*TASK GOAL*.
The word to look for is "kind". Report every line of the entries below that has it.

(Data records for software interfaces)
○ ○ ○ ○
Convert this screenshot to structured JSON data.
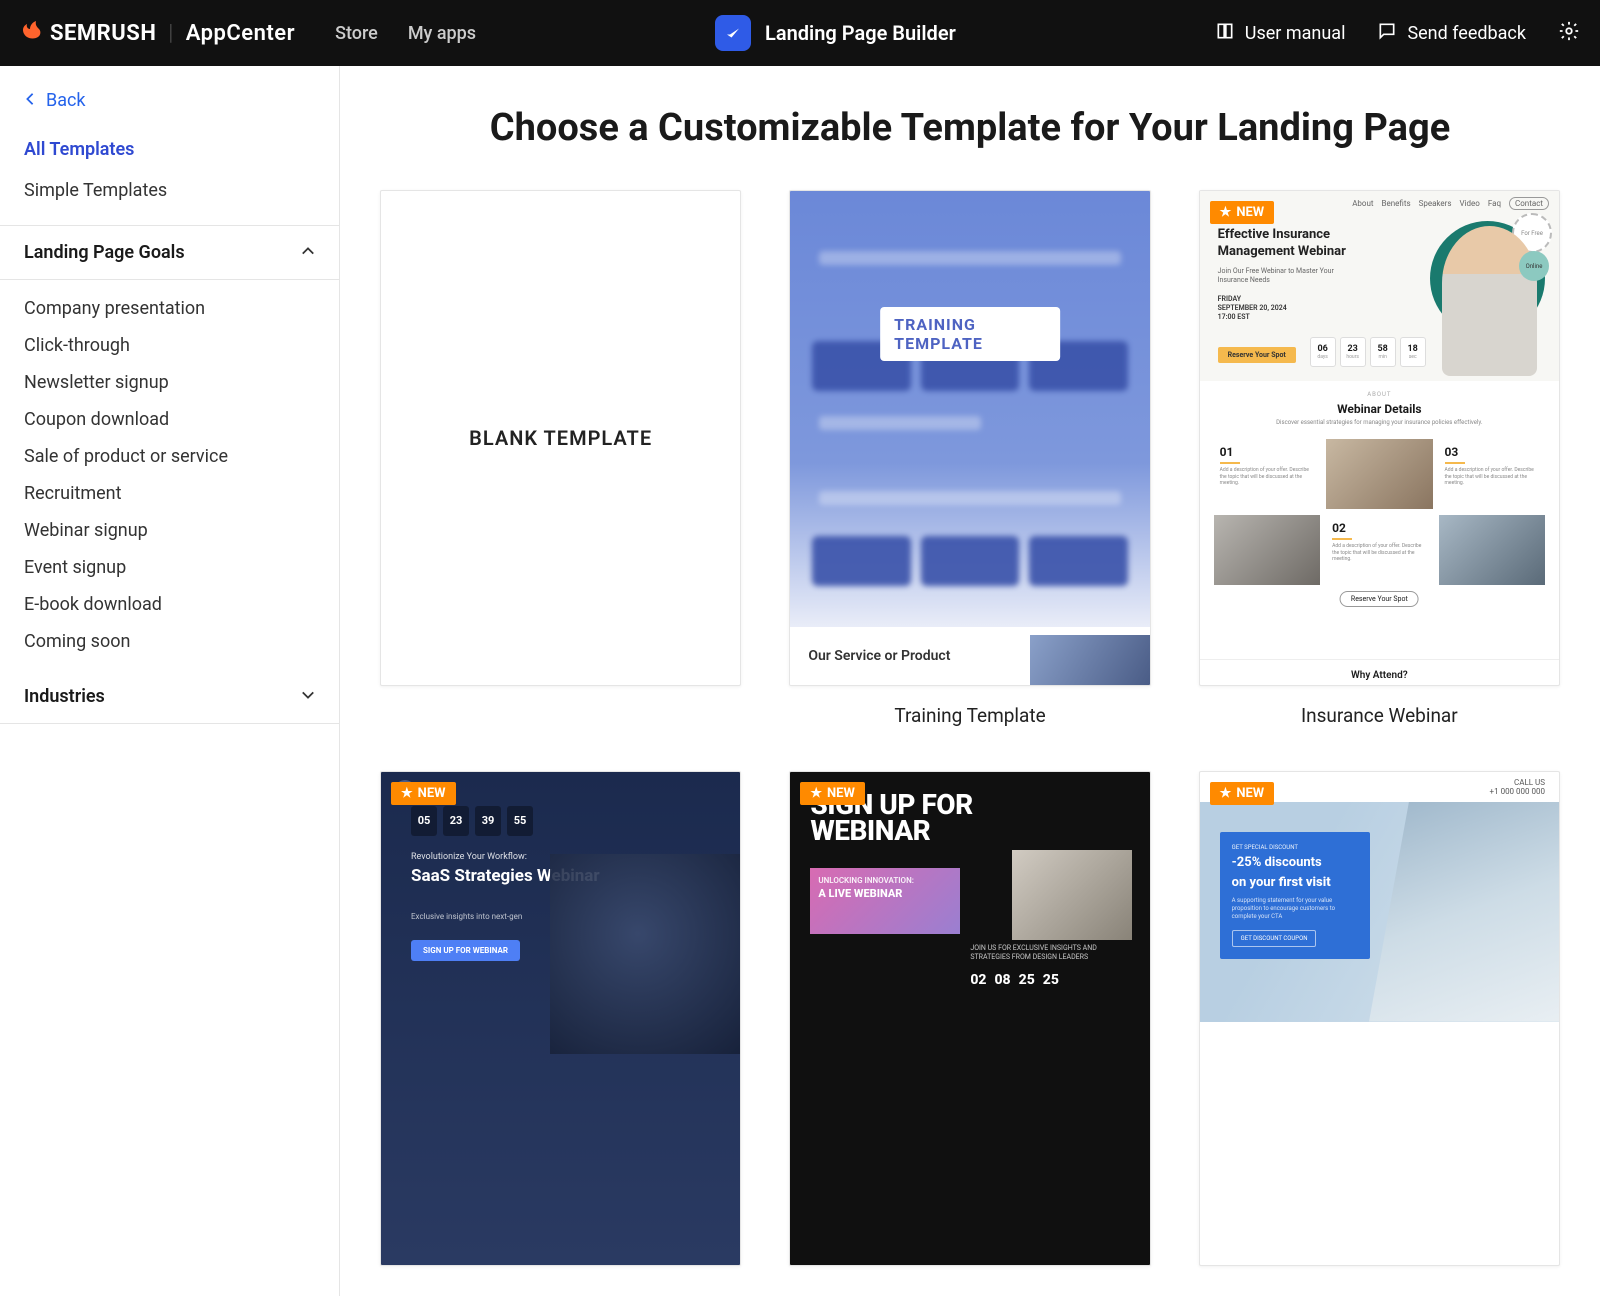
{
  "header": {
    "brand_main": "SEMRUSH",
    "brand_sub": "AppCenter",
    "nav": [
      "Store",
      "My apps"
    ],
    "app_title": "Landing Page Builder",
    "actions": {
      "manual": "User manual",
      "feedback": "Send feedback"
    }
  },
  "sidebar": {
    "back": "Back",
    "top_items": [
      {
        "label": "All Templates",
        "active": true
      },
      {
        "label": "Simple Templates",
        "active": false
      }
    ],
    "sections": [
      {
        "title": "Landing Page Goals",
        "expanded": true,
        "items": [
          "Company presentation",
          "Click-through",
          "Newsletter signup",
          "Coupon download",
          "Sale of product or service",
          "Recruitment",
          "Webinar signup",
          "Event signup",
          "E-book download",
          "Coming soon"
        ]
      },
      {
        "title": "Industries",
        "expanded": false,
        "items": []
      }
    ]
  },
  "main": {
    "title": "Choose a Customizable Template for Your Landing Page",
    "badge_new": "NEW",
    "templates": [
      {
        "title": "",
        "kind": "blank",
        "blank_label": "BLANK TEMPLATE",
        "new": false
      },
      {
        "title": "Training Template",
        "kind": "training",
        "chip": "TRAINING TEMPLATE",
        "bottom": "Our Service or Product",
        "new": false
      },
      {
        "title": "Insurance Webinar",
        "kind": "insurance",
        "new": true
      },
      {
        "title": "",
        "kind": "saas",
        "new": true
      },
      {
        "title": "",
        "kind": "wlive",
        "new": true
      },
      {
        "title": "",
        "kind": "dental",
        "new": true
      }
    ],
    "insurance": {
      "nav": [
        "About",
        "Benefits",
        "Speakers",
        "Video",
        "Faq",
        "Contact"
      ],
      "heading": "Effective Insurance Management Webinar",
      "subtitle": "Join Our Free Webinar to Master Your Insurance Needs",
      "date1": "FRIDAY",
      "date2": "SEPTEMBER 20, 2024",
      "date3": "17:00 EST",
      "cta": "Reserve Your Spot",
      "free_circle": "Online",
      "for_free": "For Free",
      "counter": [
        [
          "06",
          "days"
        ],
        [
          "23",
          "hours"
        ],
        [
          "58",
          "min"
        ],
        [
          "18",
          "sec"
        ]
      ],
      "about_label": "ABOUT",
      "details_h": "Webinar Details",
      "details_p": "Discover essential strategies for managing your insurance policies effectively.",
      "nums": [
        "01",
        "02",
        "03"
      ],
      "celltext": "Add a description of your offer. Describe the topic that will be discussed at the meeting.",
      "reserve": "Reserve Your Spot",
      "why": "Why Attend?"
    },
    "saas": {
      "counter": [
        "05",
        "23",
        "39",
        "55"
      ],
      "pre": "Revolutionize Your Workflow:",
      "heading": "SaaS Strategies Webinar",
      "sub": "Exclusive insights into next-gen",
      "btn": "SIGN UP FOR WEBINAR"
    },
    "wlive": {
      "h1a": "SIGN UP FOR",
      "h1b": "WEBINAR",
      "small": "UNLOCKING INNOVATION:",
      "big": "A LIVE WEBINAR",
      "sub": "JOIN US FOR EXCLUSIVE INSIGHTS AND STRATEGIES FROM DESIGN LEADERS",
      "counter": [
        "02",
        "08",
        "25",
        "25"
      ]
    },
    "dental": {
      "phone1": "CALL US",
      "phone2": "+1 000 000 000",
      "tag": "GET SPECIAL DISCOUNT",
      "line1": "-25% discounts",
      "line2_a": "on your ",
      "line2_b": "first visit",
      "desc": "A supporting statement for your value proposition to encourage customers to complete your CTA",
      "btn": "GET DISCOUNT COUPON"
    }
  }
}
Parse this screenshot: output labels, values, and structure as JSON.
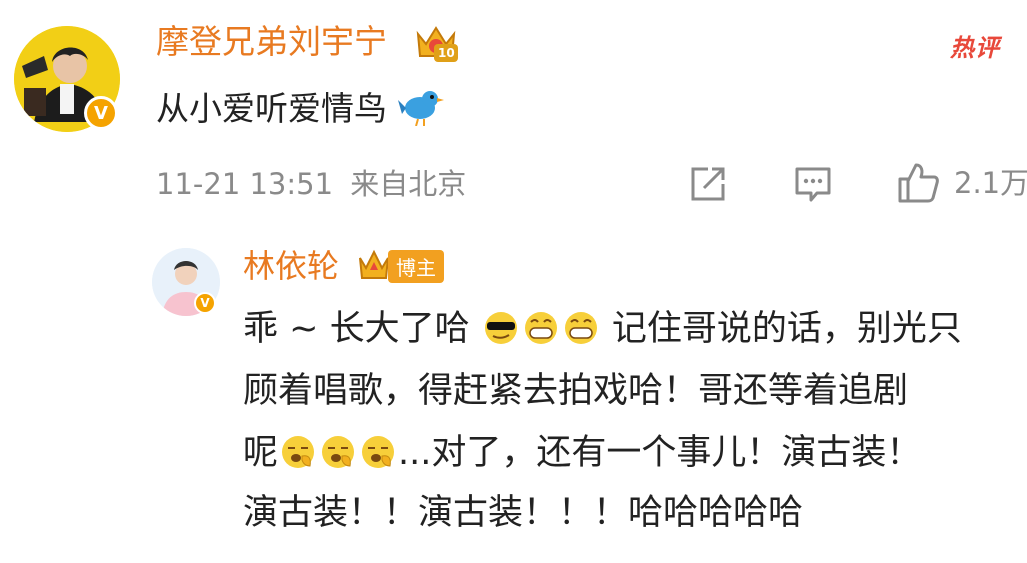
{
  "comment": {
    "username": "摩登兄弟刘宇宁",
    "text": "从小爱听爱情鸟",
    "timestamp": "11-21 13:51",
    "source": "来自北京",
    "likes": "2.1万",
    "hot_tag": "热评",
    "level_badge": "10"
  },
  "reply": {
    "username": "林依轮",
    "badge_label": "博主",
    "lines": [
      {
        "before": "乖 ~ 长大了哈",
        "after": "记住哥说的话，别光只"
      },
      {
        "text": "顾着唱歌，得赶紧去拍戏哈！哥还等着追剧"
      },
      {
        "before": "呢",
        "after": "...对了，还有一个事儿！演古装！"
      },
      {
        "text": "演古装！！演古装！！！哈哈哈哈哈"
      }
    ]
  },
  "icons": [
    "share-icon",
    "comment-icon",
    "like-icon",
    "crown-icon",
    "bird-emoji",
    "cool-emoji",
    "grin-emoji",
    "yawn-emoji"
  ],
  "colors": {
    "username": "#e87a21",
    "hot": "#e8483a",
    "verified": "#f5a300",
    "meta": "#8a8a8a"
  }
}
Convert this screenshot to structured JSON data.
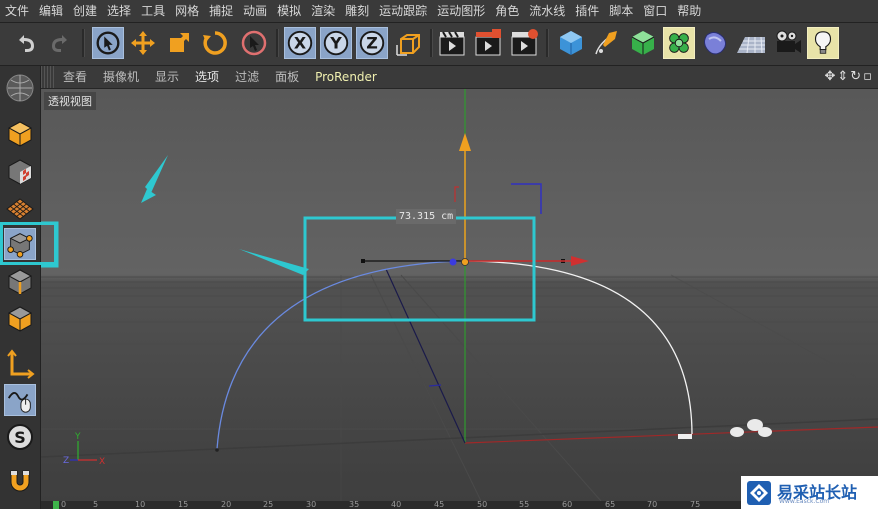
{
  "menubar": {
    "items": [
      "文件",
      "编辑",
      "创建",
      "选择",
      "工具",
      "网格",
      "捕捉",
      "动画",
      "模拟",
      "渲染",
      "雕刻",
      "运动跟踪",
      "运动图形",
      "角色",
      "流水线",
      "插件",
      "脚本",
      "窗口",
      "帮助"
    ]
  },
  "toolbar": {
    "buttons": [
      "undo-icon",
      "redo-icon",
      "live-selection-icon",
      "move-icon",
      "scale-icon",
      "rotate-icon",
      "last-tool-icon",
      "x-axis-lock-icon",
      "y-axis-lock-icon",
      "z-axis-lock-icon",
      "world-coordinates-icon",
      "render-view-icon",
      "render-picture-viewer-icon",
      "render-settings-icon",
      "cube-icon",
      "pen-spline-icon",
      "subdivision-icon",
      "mograph-cloner-icon",
      "deformer-icon",
      "floor-icon",
      "camera-icon",
      "light-icon"
    ],
    "axis_labels": {
      "x": "X",
      "y": "Y",
      "z": "Z"
    }
  },
  "leftbar": {
    "buttons": [
      "make-editable-icon",
      "model-mode-icon",
      "texture-mode-icon",
      "workplane-icon",
      "points-mode-icon",
      "edges-mode-icon",
      "polygons-mode-icon",
      "enable-axis-icon",
      "tweak-icon",
      "solo-icon",
      "snap-icon"
    ]
  },
  "viewport_menu": {
    "items": [
      "查看",
      "摄像机",
      "显示",
      "选项",
      "过滤",
      "面板",
      "ProRender"
    ],
    "active_index": 3
  },
  "viewport": {
    "label": "透视视图",
    "measure_text": "73.315 cm",
    "axis_gizmo": {
      "x": "X",
      "y": "Y",
      "z": "Z"
    }
  },
  "timeline": {
    "ticks": [
      "0",
      "5",
      "10",
      "15",
      "20",
      "25",
      "30",
      "35",
      "40",
      "45",
      "50",
      "55",
      "60",
      "65",
      "70",
      "75"
    ]
  },
  "watermark": {
    "name": "易采站长站",
    "url": "Www.Easck.Com"
  },
  "colors": {
    "selected": "#8aa4c8",
    "highlight": "#e8e3a8",
    "annotation_cyan": "#2ec8d0",
    "accent_orange": "#f0a020"
  }
}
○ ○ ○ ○
*RESPONSE FOR THIS EXERCISE*.
        "kind": "blank",
        "kind": "training",
        "kind": "insurance",
        "kind": "saas",
        "kind": "wlive",
        "kind": "dental",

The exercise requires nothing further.